▶ **EXERCISE DESCRIPTION**
The answer must consist of each line below that holds the word "radial", copied as it stands.

▶ **DATASET EXTRACT**
----------

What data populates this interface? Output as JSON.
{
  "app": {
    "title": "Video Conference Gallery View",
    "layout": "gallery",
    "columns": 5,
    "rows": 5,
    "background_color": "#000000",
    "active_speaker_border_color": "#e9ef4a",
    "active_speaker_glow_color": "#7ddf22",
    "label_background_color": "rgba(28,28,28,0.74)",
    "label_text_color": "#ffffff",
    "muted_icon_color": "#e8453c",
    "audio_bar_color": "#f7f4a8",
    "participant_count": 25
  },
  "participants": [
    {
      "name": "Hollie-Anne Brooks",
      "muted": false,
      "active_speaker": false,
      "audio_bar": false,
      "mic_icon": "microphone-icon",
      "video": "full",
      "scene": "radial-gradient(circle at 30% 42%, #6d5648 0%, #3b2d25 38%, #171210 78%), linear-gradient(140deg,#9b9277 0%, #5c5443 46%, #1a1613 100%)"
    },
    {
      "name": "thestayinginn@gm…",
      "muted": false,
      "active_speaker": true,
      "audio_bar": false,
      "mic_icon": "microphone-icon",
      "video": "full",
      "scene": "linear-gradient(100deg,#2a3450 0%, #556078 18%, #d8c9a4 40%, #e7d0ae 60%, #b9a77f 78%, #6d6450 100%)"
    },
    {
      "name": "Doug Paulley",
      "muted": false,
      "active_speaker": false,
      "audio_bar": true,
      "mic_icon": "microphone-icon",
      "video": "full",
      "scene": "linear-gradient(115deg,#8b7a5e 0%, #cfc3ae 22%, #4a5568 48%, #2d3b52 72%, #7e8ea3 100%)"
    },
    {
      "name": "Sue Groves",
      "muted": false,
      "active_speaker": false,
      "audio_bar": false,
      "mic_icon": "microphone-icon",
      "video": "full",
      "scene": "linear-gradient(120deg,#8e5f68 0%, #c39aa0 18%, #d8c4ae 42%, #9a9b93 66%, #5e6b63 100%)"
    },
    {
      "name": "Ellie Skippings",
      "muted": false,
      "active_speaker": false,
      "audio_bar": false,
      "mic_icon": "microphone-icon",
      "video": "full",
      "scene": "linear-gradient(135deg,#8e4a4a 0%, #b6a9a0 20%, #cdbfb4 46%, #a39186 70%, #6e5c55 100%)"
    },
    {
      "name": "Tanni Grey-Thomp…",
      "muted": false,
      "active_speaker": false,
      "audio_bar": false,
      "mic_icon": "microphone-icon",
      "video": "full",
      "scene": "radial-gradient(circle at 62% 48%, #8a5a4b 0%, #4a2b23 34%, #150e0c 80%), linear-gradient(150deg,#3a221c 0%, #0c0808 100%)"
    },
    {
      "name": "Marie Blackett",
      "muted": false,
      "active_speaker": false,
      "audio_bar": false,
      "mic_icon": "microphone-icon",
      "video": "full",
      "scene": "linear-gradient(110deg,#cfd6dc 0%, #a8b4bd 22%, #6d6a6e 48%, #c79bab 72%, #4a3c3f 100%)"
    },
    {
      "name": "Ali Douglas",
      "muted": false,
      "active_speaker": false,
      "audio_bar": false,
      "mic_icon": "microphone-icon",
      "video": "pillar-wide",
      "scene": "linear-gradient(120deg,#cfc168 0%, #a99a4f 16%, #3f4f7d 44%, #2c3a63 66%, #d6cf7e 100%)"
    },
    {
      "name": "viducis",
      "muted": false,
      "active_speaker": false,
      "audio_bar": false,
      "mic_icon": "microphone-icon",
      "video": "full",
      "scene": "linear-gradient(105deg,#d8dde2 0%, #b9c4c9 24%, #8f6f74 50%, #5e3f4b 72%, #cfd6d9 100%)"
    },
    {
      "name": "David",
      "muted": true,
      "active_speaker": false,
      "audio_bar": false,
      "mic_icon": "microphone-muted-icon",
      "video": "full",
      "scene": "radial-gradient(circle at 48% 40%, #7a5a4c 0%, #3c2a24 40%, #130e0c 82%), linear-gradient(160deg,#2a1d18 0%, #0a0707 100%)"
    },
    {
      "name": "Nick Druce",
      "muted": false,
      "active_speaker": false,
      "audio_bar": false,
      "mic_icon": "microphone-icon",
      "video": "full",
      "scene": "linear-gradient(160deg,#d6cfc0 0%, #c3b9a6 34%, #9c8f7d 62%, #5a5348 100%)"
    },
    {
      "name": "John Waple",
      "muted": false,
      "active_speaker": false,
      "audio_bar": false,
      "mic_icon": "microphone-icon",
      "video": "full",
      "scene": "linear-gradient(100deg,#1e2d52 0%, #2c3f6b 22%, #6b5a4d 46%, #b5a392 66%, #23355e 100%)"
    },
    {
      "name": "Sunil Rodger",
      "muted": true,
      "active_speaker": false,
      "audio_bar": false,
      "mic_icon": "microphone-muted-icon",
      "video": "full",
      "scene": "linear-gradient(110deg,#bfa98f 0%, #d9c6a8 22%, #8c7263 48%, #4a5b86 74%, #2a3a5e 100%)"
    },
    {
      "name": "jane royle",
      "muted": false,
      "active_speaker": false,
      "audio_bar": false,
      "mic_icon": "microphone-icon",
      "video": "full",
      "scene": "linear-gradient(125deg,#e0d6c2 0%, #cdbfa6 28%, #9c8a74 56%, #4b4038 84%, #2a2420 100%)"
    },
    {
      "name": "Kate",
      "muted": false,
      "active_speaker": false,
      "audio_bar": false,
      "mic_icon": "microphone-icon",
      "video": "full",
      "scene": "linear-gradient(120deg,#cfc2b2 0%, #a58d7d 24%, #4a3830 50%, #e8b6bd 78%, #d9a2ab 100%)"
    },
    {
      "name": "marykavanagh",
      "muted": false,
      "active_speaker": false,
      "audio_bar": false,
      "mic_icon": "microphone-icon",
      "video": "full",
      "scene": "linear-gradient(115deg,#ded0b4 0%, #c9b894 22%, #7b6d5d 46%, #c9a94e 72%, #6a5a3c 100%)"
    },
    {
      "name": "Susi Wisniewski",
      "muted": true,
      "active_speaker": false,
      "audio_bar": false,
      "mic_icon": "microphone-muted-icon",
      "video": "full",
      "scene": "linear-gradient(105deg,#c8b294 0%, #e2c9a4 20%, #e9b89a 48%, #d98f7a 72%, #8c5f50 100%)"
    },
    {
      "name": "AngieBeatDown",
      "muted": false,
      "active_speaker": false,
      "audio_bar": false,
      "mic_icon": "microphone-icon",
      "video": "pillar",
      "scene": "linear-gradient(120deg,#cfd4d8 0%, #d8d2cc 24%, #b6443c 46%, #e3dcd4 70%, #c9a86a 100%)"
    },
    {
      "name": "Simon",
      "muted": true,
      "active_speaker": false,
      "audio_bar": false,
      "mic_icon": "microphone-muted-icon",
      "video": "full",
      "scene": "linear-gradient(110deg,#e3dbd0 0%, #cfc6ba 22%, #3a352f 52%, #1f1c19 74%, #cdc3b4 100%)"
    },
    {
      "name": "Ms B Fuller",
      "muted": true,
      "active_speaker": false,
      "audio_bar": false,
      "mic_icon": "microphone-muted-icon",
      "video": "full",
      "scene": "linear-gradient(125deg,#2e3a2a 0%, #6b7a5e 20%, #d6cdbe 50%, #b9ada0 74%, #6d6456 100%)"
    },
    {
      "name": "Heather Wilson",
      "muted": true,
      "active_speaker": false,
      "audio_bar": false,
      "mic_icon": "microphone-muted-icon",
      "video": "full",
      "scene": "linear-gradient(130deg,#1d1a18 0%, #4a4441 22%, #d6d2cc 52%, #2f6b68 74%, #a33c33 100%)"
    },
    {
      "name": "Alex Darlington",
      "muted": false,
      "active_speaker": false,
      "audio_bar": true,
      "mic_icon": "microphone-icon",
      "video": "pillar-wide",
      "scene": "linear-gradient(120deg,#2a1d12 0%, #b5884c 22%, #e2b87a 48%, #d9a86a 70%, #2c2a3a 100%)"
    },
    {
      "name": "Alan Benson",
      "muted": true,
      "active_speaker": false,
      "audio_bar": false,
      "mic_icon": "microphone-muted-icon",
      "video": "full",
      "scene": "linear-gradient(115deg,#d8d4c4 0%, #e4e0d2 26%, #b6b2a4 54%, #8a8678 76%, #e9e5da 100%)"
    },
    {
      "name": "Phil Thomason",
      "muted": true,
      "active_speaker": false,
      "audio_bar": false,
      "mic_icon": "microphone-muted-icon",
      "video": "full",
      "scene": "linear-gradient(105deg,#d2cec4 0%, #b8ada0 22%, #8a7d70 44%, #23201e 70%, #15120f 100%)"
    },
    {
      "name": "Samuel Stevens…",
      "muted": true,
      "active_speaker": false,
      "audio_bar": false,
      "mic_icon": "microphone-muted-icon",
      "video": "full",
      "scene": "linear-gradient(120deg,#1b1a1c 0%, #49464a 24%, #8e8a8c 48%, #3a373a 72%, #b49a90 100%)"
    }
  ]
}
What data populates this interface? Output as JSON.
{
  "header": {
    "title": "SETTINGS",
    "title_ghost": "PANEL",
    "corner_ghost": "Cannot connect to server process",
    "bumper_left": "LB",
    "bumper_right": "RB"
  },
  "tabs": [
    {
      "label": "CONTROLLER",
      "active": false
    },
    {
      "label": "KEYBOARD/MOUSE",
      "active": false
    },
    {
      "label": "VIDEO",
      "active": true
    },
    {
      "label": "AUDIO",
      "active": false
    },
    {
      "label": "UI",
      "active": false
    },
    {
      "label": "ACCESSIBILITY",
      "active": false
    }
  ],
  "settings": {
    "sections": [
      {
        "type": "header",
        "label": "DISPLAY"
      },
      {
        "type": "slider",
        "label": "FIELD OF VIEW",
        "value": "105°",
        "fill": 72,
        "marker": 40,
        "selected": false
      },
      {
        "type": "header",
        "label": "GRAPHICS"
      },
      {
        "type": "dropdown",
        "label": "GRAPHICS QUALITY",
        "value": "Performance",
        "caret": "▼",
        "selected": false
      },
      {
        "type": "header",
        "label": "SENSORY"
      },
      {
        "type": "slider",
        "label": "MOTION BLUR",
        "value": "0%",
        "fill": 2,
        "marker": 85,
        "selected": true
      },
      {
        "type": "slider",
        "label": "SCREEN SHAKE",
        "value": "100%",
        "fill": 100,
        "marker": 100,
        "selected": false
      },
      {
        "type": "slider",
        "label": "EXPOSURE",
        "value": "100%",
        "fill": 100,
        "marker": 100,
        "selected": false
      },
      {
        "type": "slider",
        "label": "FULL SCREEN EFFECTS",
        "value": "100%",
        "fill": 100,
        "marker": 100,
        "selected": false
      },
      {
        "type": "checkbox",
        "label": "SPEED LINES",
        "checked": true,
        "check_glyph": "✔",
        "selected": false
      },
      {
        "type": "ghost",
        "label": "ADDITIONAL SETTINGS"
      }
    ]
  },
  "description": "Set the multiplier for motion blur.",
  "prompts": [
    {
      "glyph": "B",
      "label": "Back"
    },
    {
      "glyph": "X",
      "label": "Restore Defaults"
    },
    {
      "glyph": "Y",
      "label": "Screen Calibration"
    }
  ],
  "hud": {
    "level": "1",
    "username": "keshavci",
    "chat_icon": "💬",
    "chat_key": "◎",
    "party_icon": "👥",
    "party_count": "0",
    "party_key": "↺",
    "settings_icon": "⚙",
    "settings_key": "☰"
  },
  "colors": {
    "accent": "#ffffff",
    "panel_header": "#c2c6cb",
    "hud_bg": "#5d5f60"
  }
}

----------

▶ **SOLUTION TO THE PROBLEM**
      "scene": "radial-gradient(circle at 30% 42%, #6d5648 0%, #3b2d25 38%, #171210 78%), linear-gradient(140deg,#9b9277 0%, #5c5443 46%, #1a1613 100%)"
      "scene": "radial-gradient(circle at 62% 48%, #8a5a4b 0%, #4a2b23 34%, #150e0c 80%), linear-gradient(150deg,#3a221c 0%, #0c0808 100%)"
      "scene": "radial-gradient(circle at 48% 40%, #7a5a4c 0%, #3c2a24 40%, #130e0c 82%), linear-gradient(160deg,#2a1d18 0%, #0a0707 100%)"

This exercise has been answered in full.